§ Your task
Your reply should be made up of every line in the records below that holds the string "data".

(Collection entries)
===============
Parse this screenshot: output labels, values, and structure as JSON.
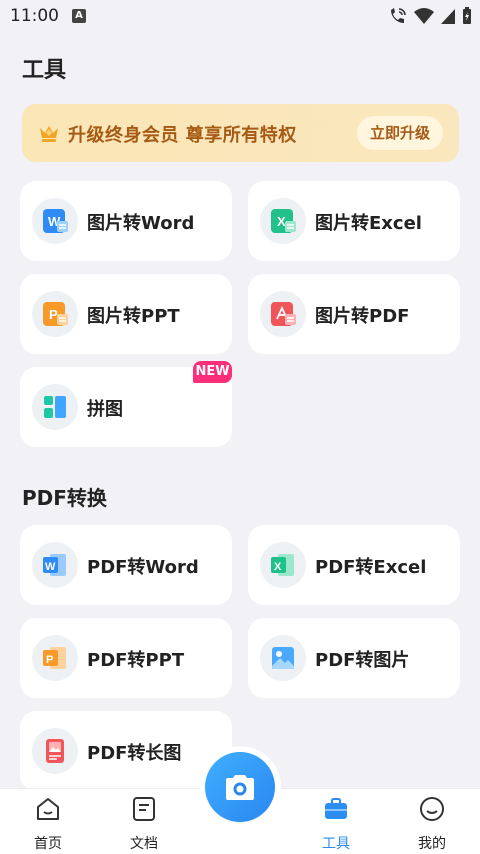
{
  "status_bar": {
    "time": "11:00"
  },
  "page_title": "工具",
  "vip_banner": {
    "text": "升级终身会员 尊享所有特权",
    "button_label": "立即升级"
  },
  "tools": {
    "pic_to_word": "图片转Word",
    "pic_to_excel": "图片转Excel",
    "pic_to_ppt": "图片转PPT",
    "pic_to_pdf": "图片转PDF",
    "collage": "拼图",
    "new_badge": "NEW"
  },
  "pdf_section": {
    "title": "PDF转换",
    "pdf_to_word": "PDF转Word",
    "pdf_to_excel": "PDF转Excel",
    "pdf_to_ppt": "PDF转PPT",
    "pdf_to_image": "PDF转图片",
    "pdf_to_long_image": "PDF转长图"
  },
  "bottom_nav": {
    "home": "首页",
    "docs": "文档",
    "tools": "工具",
    "mine": "我的"
  },
  "colors": {
    "accent": "#2b8ef0",
    "vip_text": "#a65a14",
    "vip_bg": "#fbe6b6",
    "word_blue": "#2f8cf5",
    "excel_green": "#22c08a",
    "ppt_orange": "#f79a2a",
    "pdf_red": "#f0555a",
    "new_badge": "#ff2e7a"
  }
}
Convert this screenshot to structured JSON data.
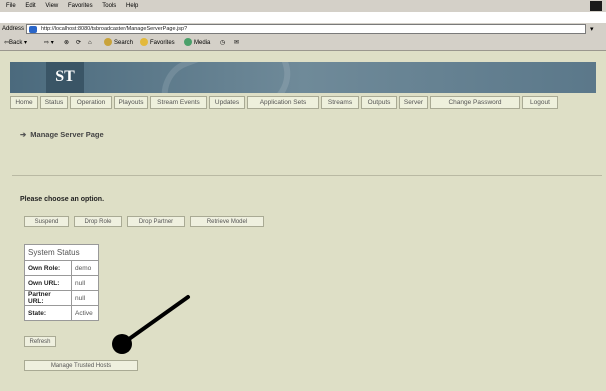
{
  "browser": {
    "menu": [
      "File",
      "Edit",
      "View",
      "Favorites",
      "Tools",
      "Help"
    ],
    "address_label": "Address",
    "url": "http://localhost:8080/tsbroadcaster/ManageServerPage.jsp?",
    "toolbar": {
      "back": "Back",
      "search": "Search",
      "favorites": "Favorites",
      "media": "Media"
    }
  },
  "banner": {
    "logo": "ST"
  },
  "nav": [
    "Home",
    "Status",
    "Operation",
    "Playouts",
    "Stream Events",
    "Updates",
    "Application Sets",
    "Streams",
    "Outputs",
    "Server",
    "Change Password",
    "Logout"
  ],
  "page": {
    "title": "Manage Server Page",
    "prompt": "Please choose an option.",
    "actions": [
      "Suspend",
      "Drop Role",
      "Drop Partner",
      "Retrieve Model"
    ],
    "status": {
      "heading": "System Status",
      "rows": [
        {
          "label": "Own Role:",
          "value": "demo"
        },
        {
          "label": "Own URL:",
          "value": "null"
        },
        {
          "label": "Partner URL:",
          "value": "null"
        },
        {
          "label": "State:",
          "value": "Active"
        }
      ]
    },
    "refresh": "Refresh",
    "trusted_hosts": "Manage Trusted Hosts"
  },
  "annotation": {
    "pointer_color": "#000000"
  }
}
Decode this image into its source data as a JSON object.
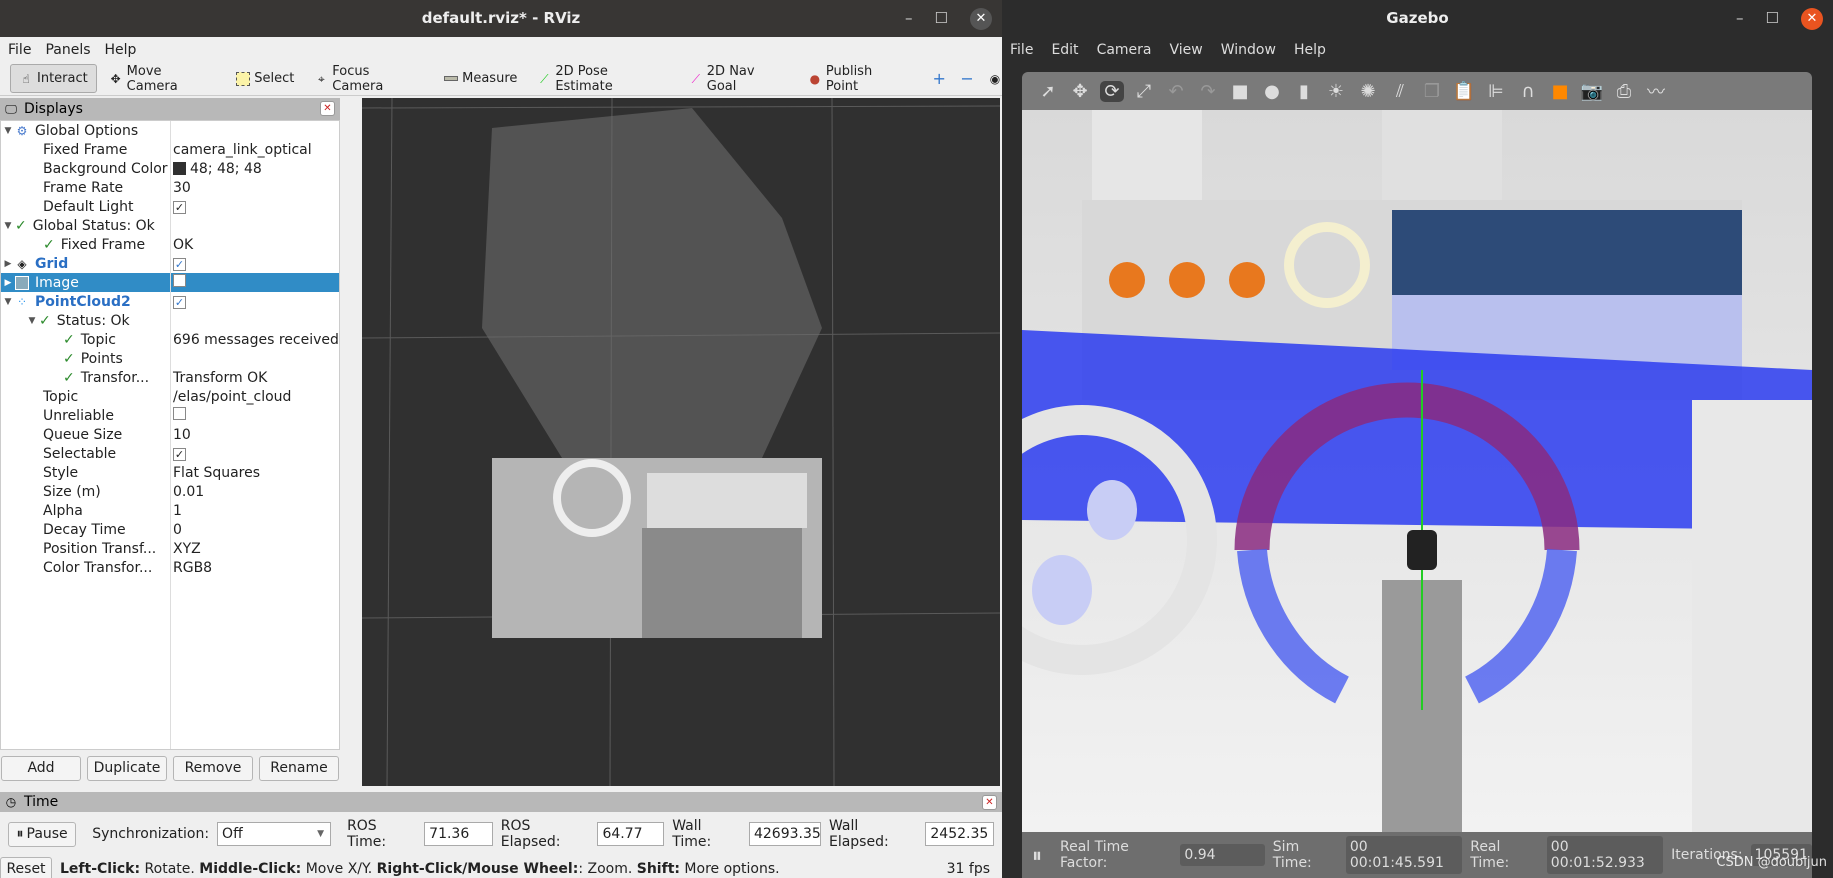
{
  "rviz": {
    "title": "default.rviz* - RViz",
    "menu": [
      "File",
      "Panels",
      "Help"
    ],
    "tools": [
      {
        "label": "Interact",
        "icon": "hand-icon",
        "active": true
      },
      {
        "label": "Move Camera",
        "icon": "move-camera-icon"
      },
      {
        "label": "Select",
        "icon": "select-icon"
      },
      {
        "label": "Focus Camera",
        "icon": "focus-camera-icon"
      },
      {
        "label": "Measure",
        "icon": "ruler-icon"
      },
      {
        "label": "2D Pose Estimate",
        "icon": "green-arrow-icon"
      },
      {
        "label": "2D Nav Goal",
        "icon": "pink-arrow-icon"
      },
      {
        "label": "Publish Point",
        "icon": "map-pin-icon"
      }
    ],
    "displays": {
      "title": "Displays",
      "rows": [
        {
          "k": "Global Options",
          "v": ""
        },
        {
          "k": "Fixed Frame",
          "v": "camera_link_optical"
        },
        {
          "k": "Background Color",
          "v": "48; 48; 48",
          "color": "#303030"
        },
        {
          "k": "Frame Rate",
          "v": "30"
        },
        {
          "k": "Default Light",
          "v": ""
        },
        {
          "k": "Global Status: Ok",
          "v": ""
        },
        {
          "k": "Fixed Frame",
          "v": "OK"
        },
        {
          "k": "Grid",
          "v": ""
        },
        {
          "k": "Image",
          "v": ""
        },
        {
          "k": "PointCloud2",
          "v": ""
        },
        {
          "k": "Status: Ok",
          "v": ""
        },
        {
          "k": "Topic",
          "v": "696 messages received"
        },
        {
          "k": "Points",
          "v": ""
        },
        {
          "k": "Transfor...",
          "v": "Transform OK"
        },
        {
          "k": "Topic",
          "v": "/elas/point_cloud"
        },
        {
          "k": "Unreliable",
          "v": ""
        },
        {
          "k": "Queue Size",
          "v": "10"
        },
        {
          "k": "Selectable",
          "v": ""
        },
        {
          "k": "Style",
          "v": "Flat Squares"
        },
        {
          "k": "Size (m)",
          "v": "0.01"
        },
        {
          "k": "Alpha",
          "v": "1"
        },
        {
          "k": "Decay Time",
          "v": "0"
        },
        {
          "k": "Position Transf...",
          "v": "XYZ"
        },
        {
          "k": "Color Transfor...",
          "v": "RGB8"
        }
      ],
      "buttons": [
        "Add",
        "Duplicate",
        "Remove",
        "Rename"
      ]
    },
    "time": {
      "title": "Time",
      "pause": "Pause",
      "sync_label": "Synchronization:",
      "sync_value": "Off",
      "ros_time_label": "ROS Time:",
      "ros_time": "71.36",
      "ros_elapsed_label": "ROS Elapsed:",
      "ros_elapsed": "64.77",
      "wall_time_label": "Wall Time:",
      "wall_time": "42693.35",
      "wall_elapsed_label": "Wall Elapsed:",
      "wall_elapsed": "2452.35"
    },
    "status": {
      "reset": "Reset",
      "h1": "Left-Click:",
      "t1": " Rotate. ",
      "h2": "Middle-Click:",
      "t2": " Move X/Y. ",
      "h3": "Right-Click/Mouse Wheel:",
      "t3": ": Zoom. ",
      "h4": "Shift:",
      "t4": " More options.",
      "fps": "31 fps"
    }
  },
  "gazebo": {
    "title": "Gazebo",
    "menu": [
      "File",
      "Edit",
      "Camera",
      "View",
      "Window",
      "Help"
    ],
    "bottom": {
      "rtf_label": "Real Time Factor:",
      "rtf": "0.94",
      "sim_label": "Sim Time:",
      "sim": "00 00:01:45.591",
      "real_label": "Real Time:",
      "real": "00 00:01:52.933",
      "iter_label": "Iterations:",
      "iter": "105591"
    },
    "watermark": "CSDN @doubijun"
  }
}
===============
§ Result of the exercise
Convert this screenshot to structured JSON data.
Decode this image into its source data as a JSON object.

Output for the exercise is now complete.